Last winter, we began the hunt for a base layer that performed in the cold; after our own polyester offering, we decided, was rubbish. That, and two other man-made layers I owned, left me feeling cold and clammy even after stopping at traffic lights. I dreaded leaving the coffee stop for the chill that hit the chest, before the helmet was on.
A baselayer works by transporting the sweat away from the skin and into the next layer of fabric. The desired result is the skin stays warm while the fabric is cooling down from drying. So if we got the base layer right, and made our skin feel good, the head follows on cold March mornings.
So we looked at all available options: simple polyester,bamboo, cotton and merino and the best synthetics for a material to make our next garment. And for training nothing comes close to 100% Merino. Most polypropylene fabric is totally non-absorbent, so has better moisture transfer for competitive use, but the package pure Merino offers, is hard to match for warmth, wicking and repeated use. In an world led by technology and the latest human innovation, it is comforting to return to a natural fabric, soft next to the skin which performed across a vast temperature range. The best thing about merino base layers is that they retain heat and their thermal properties even when wet. Sold.
We sourced New Zealand Merino Wool, woven on the South Island. It is naturally dyed and fine finished to be itch free. The material is then machined together using a 4-needle flat stitch to reduce irritation. The insulation offered by merino wool comes down to the shape of the fibres – like small rose thorns – and the fact that they don’t compress as much when wet, unlike cotton. This helps maintain the air-filled gaps between the fibres, working to retain warmth. It comes in different weights to suit different temperatures, from lightweight to thermal insulation. For our Winter/Spring Long sleeve after testing we settled on 200gram fabric weight.
The market is full of expensive 100% merino garments and cheaper merino mixes, which don’t work as well next to the skin. So after sourcing the factory we have refined the samples and purchased a lot! So confident are we in both the quality and performance of this garment that we say it is as good as anything out there, even at double the retail price.
The cut is designed only for cycling, slightly tapered on the waist, long tail and offering a close but unrestrictive fit. It comes in five sizes, from small to XXL. Our logo is embroidered, in white, on the high 7cm high-stretch neck. Extra long arms seal all drafts and finish the package.
“……..you just put it on and it feels right”

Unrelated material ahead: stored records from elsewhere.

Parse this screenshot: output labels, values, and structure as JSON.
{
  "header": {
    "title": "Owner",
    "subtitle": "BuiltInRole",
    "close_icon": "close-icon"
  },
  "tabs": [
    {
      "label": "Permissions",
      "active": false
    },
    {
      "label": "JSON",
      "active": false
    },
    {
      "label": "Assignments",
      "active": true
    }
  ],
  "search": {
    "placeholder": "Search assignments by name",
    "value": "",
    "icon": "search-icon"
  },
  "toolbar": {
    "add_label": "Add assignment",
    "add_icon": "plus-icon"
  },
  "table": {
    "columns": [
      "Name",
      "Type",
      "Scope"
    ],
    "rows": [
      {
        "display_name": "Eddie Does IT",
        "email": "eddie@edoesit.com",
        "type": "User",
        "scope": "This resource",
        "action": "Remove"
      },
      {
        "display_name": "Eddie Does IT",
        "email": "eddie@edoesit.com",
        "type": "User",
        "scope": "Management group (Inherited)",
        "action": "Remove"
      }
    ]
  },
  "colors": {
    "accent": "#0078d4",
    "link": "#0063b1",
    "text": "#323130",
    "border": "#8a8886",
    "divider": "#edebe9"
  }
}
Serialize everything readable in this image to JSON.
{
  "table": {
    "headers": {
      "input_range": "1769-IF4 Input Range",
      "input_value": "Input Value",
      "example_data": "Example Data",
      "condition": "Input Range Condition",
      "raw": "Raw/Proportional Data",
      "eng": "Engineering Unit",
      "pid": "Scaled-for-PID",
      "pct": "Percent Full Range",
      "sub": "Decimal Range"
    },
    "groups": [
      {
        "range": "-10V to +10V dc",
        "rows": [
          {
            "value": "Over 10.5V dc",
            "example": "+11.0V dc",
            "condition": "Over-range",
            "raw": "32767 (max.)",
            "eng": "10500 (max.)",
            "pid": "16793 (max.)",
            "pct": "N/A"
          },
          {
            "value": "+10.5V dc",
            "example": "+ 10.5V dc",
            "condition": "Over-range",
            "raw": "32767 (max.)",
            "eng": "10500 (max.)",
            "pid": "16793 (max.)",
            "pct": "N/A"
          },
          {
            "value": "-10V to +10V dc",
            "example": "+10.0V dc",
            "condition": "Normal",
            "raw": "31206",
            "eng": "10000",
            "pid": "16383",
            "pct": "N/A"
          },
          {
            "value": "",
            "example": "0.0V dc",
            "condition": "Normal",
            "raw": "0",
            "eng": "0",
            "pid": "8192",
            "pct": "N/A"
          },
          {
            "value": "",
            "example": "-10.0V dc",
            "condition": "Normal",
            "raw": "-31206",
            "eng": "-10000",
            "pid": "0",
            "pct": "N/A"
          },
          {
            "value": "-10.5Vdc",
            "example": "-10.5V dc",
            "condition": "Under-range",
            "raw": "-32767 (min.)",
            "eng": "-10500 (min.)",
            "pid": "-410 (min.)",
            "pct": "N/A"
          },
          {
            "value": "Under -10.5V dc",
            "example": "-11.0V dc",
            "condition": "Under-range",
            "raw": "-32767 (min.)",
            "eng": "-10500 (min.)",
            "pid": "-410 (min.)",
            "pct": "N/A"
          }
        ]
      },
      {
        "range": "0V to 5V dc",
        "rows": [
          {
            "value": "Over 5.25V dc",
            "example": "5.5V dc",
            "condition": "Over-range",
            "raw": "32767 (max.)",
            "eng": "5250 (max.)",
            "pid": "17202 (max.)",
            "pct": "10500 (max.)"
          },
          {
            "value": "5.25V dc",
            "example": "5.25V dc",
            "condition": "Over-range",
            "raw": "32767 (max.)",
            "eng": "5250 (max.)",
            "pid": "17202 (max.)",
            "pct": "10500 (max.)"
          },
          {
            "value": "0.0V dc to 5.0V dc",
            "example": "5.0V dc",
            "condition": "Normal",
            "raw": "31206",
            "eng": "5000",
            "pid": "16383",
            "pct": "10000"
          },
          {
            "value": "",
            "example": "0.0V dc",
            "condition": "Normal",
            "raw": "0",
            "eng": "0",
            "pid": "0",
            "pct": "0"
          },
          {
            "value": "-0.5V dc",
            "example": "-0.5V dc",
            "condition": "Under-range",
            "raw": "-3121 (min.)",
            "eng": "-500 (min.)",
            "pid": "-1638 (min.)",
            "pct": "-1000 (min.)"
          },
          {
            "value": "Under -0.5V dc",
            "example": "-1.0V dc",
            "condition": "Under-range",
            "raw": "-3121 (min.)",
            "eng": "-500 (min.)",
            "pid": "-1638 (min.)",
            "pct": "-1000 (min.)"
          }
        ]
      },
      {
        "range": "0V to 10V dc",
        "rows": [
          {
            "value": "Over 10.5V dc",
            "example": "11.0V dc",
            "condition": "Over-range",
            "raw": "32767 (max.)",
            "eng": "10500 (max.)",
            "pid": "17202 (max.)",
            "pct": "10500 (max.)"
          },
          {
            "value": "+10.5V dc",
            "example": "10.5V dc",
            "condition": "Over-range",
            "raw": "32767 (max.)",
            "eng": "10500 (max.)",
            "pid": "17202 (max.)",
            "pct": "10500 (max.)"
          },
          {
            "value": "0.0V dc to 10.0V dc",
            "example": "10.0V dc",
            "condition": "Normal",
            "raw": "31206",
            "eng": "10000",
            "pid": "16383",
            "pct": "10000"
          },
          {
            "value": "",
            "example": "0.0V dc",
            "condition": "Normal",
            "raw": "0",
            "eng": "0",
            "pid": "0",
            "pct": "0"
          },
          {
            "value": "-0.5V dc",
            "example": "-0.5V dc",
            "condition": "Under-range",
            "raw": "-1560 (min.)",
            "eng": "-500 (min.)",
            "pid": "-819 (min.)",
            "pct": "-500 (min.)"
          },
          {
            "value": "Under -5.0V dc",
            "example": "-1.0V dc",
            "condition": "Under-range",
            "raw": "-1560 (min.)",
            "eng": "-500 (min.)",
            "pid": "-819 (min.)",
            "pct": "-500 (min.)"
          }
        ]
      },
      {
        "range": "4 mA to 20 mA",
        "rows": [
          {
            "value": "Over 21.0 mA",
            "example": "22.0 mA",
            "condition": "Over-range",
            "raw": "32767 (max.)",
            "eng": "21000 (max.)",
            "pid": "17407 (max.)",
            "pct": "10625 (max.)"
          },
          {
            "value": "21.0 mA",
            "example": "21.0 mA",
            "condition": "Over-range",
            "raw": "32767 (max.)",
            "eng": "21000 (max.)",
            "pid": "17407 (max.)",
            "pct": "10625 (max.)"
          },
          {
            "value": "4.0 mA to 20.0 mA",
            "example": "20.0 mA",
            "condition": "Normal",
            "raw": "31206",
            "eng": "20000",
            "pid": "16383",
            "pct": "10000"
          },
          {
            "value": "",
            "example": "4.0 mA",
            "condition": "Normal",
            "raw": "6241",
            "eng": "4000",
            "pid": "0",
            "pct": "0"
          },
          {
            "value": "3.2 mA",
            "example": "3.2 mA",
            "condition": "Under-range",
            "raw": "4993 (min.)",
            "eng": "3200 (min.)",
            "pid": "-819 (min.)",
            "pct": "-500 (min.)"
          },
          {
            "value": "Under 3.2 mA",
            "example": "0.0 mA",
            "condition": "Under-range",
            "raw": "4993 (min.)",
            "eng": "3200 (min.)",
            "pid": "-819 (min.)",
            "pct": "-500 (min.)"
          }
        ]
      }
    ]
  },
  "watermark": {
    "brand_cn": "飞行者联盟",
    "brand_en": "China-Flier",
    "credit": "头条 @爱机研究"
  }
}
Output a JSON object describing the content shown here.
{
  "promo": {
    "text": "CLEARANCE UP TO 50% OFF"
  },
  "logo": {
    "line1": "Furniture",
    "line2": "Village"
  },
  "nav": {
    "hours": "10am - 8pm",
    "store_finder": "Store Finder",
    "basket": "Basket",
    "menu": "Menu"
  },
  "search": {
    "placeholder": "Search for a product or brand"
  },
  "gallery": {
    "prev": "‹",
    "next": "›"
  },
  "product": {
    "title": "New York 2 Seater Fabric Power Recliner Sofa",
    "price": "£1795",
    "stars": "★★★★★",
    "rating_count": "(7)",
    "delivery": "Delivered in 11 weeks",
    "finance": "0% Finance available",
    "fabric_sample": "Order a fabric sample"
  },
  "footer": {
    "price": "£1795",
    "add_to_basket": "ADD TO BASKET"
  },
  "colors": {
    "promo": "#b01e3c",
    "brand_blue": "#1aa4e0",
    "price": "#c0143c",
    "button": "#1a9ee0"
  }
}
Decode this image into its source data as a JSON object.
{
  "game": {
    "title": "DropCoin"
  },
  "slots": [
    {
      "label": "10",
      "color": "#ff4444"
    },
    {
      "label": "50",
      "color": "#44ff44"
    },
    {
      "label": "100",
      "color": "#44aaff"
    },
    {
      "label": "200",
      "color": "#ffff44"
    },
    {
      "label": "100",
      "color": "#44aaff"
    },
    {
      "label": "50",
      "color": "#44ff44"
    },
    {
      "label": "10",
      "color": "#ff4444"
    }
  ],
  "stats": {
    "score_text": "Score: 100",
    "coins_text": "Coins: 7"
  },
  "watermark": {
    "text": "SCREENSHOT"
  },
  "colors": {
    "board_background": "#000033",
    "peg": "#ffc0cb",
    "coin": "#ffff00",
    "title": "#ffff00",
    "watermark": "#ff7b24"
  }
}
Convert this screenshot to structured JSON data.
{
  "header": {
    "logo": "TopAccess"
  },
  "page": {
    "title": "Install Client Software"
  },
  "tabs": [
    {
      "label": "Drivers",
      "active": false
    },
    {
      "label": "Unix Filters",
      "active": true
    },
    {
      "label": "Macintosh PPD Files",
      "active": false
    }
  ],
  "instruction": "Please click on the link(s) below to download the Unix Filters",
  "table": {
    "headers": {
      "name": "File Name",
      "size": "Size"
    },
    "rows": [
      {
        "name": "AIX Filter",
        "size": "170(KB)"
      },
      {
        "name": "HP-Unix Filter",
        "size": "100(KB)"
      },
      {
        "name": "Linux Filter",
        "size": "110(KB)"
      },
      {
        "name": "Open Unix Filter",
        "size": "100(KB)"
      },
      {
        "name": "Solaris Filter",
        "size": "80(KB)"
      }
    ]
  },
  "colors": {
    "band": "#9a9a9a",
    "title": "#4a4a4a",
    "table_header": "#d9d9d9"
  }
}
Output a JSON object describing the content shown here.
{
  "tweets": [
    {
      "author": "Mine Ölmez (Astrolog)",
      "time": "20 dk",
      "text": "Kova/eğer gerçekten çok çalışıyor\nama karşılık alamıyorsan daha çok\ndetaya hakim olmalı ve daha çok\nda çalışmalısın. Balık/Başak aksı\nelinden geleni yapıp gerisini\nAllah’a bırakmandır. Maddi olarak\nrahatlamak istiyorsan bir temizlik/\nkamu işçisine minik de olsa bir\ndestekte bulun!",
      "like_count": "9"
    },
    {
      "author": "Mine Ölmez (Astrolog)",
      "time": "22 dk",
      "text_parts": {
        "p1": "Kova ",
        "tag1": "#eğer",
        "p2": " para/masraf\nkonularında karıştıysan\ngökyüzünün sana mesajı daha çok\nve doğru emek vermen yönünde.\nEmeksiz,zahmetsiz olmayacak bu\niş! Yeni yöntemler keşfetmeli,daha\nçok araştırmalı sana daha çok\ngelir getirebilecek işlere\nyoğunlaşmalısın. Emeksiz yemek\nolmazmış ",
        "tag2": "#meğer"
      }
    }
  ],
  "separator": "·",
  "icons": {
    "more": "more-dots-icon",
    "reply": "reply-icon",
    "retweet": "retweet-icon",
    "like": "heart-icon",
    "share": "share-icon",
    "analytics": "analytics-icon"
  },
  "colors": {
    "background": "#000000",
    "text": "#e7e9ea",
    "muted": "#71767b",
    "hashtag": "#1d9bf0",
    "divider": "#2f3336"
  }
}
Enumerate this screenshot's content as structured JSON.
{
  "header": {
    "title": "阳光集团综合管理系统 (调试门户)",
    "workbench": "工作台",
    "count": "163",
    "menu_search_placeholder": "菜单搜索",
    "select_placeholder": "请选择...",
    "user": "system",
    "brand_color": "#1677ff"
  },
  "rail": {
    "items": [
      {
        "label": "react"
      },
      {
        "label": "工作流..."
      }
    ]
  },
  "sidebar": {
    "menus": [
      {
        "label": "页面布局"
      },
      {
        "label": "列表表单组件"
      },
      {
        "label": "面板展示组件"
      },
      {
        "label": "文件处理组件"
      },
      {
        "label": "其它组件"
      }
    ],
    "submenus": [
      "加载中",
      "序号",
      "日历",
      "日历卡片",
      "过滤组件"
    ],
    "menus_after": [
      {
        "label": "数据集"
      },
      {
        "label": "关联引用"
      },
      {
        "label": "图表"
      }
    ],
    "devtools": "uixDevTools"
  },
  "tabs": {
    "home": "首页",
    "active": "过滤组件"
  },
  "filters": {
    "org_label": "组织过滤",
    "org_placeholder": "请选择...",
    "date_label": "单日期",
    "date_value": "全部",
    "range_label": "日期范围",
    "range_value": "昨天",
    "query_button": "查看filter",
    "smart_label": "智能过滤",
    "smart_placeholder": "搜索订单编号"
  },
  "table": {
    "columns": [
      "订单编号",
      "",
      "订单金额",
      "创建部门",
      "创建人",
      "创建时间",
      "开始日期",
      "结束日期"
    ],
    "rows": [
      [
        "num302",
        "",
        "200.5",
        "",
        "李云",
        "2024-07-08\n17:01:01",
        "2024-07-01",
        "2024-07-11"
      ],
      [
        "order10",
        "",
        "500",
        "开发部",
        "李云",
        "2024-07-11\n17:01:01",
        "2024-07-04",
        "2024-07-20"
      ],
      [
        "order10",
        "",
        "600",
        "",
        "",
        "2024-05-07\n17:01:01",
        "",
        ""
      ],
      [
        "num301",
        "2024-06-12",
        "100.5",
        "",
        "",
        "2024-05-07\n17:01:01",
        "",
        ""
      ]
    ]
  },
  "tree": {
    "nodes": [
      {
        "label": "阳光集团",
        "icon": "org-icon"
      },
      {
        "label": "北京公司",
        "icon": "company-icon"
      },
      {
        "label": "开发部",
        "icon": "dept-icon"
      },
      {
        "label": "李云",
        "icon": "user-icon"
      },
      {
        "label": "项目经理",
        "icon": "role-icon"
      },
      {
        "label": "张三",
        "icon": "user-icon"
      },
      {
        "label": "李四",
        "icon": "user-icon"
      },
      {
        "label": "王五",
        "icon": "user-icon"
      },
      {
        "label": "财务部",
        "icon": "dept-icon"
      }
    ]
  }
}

We have lighter, crew neck 150gram short sleeved base layers for Summer and Autumn use and are developing some racing jerseys made from this magic fabric.
Galibier and merino partnership will be a long one.
1 thought on “Why Merino?”
Looking forward to the launch of the base layer.